The Independent Monitoring Authority, a body set up to oversee citizens’ rights, took legal action against the Home Office in November. It argued that the UK would be breaching its withdrawal agreement with the EU if it required EU citizens to reapply for the right to live and work here.
Employees needed to have applied for settled status by 30 June 2021 or risk being deemed illegal workers by the Home Office.
Those who had lived in the UK for a continuous five-year period were granted settled status, while those here for a shorter period could apply for pre-settled status.
The IMA challenged the Home Office position that citizens with pre-settled status must make a second application to the Scheme or face losing their rights under Part 2 of the withdrawal agreement. Currently all citizens with pre-settled status must apply for settled status after they have lived in the UK for five years.
EU Settlement Scheme
Rhys Davies, IMA general counsel,said the body had brought the case as “we wanted to avoid the risk that citizens with pre-settled status who fail to make a second application to the EUSS after the expiry of their pre-settled status following five years of residence in the UK, lose their rights”.
“The earliest point this could happen is in August 2023, marking five years from the earliest grants of pre-settled status.”
Robert Palmer, representing the IMA, argued to the court that those who did not make an application within five years of being granted pre-settled status would “automatically lose their right to residence in the UK”, and all the rights dependent on this.

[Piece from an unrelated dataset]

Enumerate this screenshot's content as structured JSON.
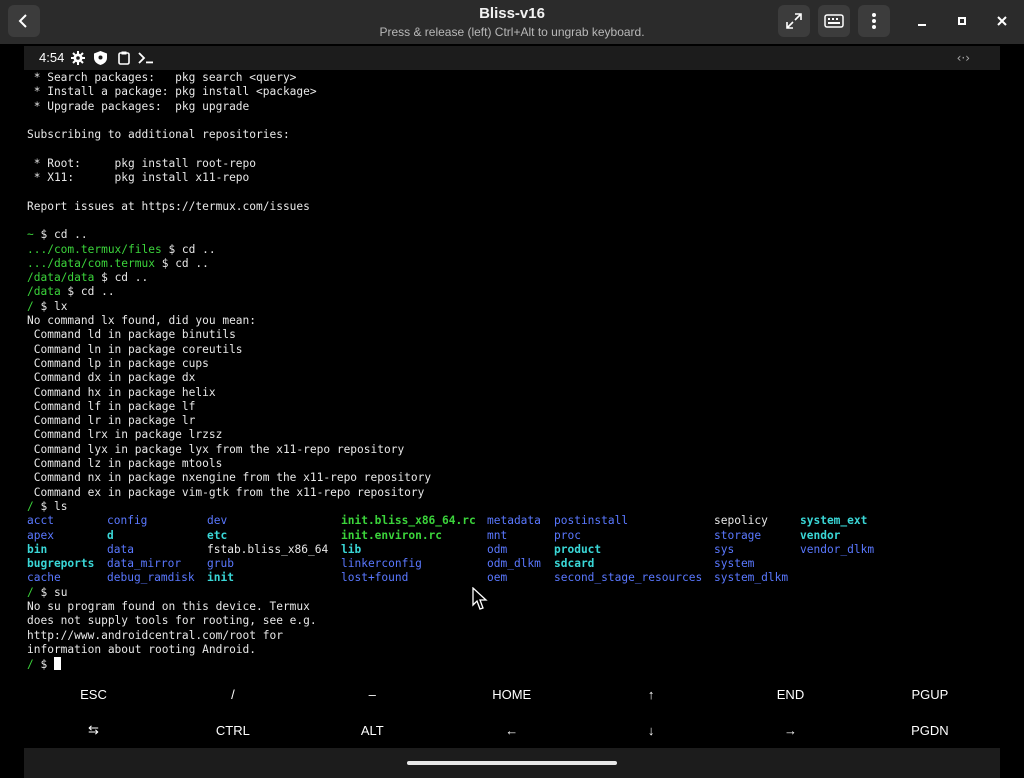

He said this aspect of the EU Settlement Scheme was “straightforwardly incompatible with the withdrawal agreement”. A similar scheme for citizens from the European Economic Area and European Free Trade Association were also deemed in breach of the agreement.
At the High Court, Judge Peter Lane ruled that the British government’s interpretation of the withdrawal agreement was “wrong in law” and the settlement scheme was unlawful. He granted the Home Office permission to appeal against his decision.
He added that the right of residence can only be lost in very specific circumstances which are clearly defined in the EU Withdrawal and EEA EFTA Separation Agreements.
MA chief executive Kathryn Chamberlain said in a statement: “I am pleased that the judge has recognised the significant impact this issue could have had on the lives and livelihoods of citizens with pre-settled status in the UK.”
“When we brought this judicial review, our intention was to provide clarity for citizens with pre-settled status, of which there were over 2.4 million when we filed this case in December 2021.
“This judgment that the current system is unlawful provides that clarity. We will now liaise with the Home Office on the next steps.”
The Home Office is understood to be seeking an appeal to the decision.